### Instructions for the task
Scan the records for "title". Show the matching lines.

Materials provided section start

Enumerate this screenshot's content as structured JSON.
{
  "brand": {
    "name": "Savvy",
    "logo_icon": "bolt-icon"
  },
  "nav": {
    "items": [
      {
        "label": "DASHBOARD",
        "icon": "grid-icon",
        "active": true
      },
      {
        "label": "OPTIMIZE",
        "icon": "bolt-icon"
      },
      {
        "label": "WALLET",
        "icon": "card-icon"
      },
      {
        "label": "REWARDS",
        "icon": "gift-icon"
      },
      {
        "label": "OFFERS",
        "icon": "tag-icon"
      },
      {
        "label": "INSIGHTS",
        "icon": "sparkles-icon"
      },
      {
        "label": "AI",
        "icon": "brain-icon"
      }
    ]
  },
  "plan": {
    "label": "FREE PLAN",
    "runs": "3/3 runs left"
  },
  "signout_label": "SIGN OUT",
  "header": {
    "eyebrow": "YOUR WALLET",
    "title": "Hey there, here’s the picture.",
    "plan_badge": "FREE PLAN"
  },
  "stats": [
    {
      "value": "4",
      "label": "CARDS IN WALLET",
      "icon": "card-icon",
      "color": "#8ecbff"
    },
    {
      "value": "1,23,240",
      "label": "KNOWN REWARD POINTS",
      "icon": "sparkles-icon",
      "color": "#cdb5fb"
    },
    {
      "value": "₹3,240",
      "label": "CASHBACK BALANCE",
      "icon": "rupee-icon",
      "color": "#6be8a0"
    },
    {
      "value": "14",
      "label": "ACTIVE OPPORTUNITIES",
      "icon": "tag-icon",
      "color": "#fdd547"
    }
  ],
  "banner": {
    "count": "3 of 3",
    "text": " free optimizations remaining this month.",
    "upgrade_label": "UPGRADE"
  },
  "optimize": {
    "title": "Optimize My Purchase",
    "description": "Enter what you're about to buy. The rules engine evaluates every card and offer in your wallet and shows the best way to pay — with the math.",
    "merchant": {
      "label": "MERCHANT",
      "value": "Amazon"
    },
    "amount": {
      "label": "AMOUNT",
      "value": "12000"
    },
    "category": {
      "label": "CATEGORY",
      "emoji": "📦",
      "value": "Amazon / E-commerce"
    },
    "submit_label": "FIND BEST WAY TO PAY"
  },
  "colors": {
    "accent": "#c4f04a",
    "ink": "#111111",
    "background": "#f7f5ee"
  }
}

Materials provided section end

### Result for this task
    "title": "Hey there, here’s the picture.",
    "title": "Optimize My Purchase",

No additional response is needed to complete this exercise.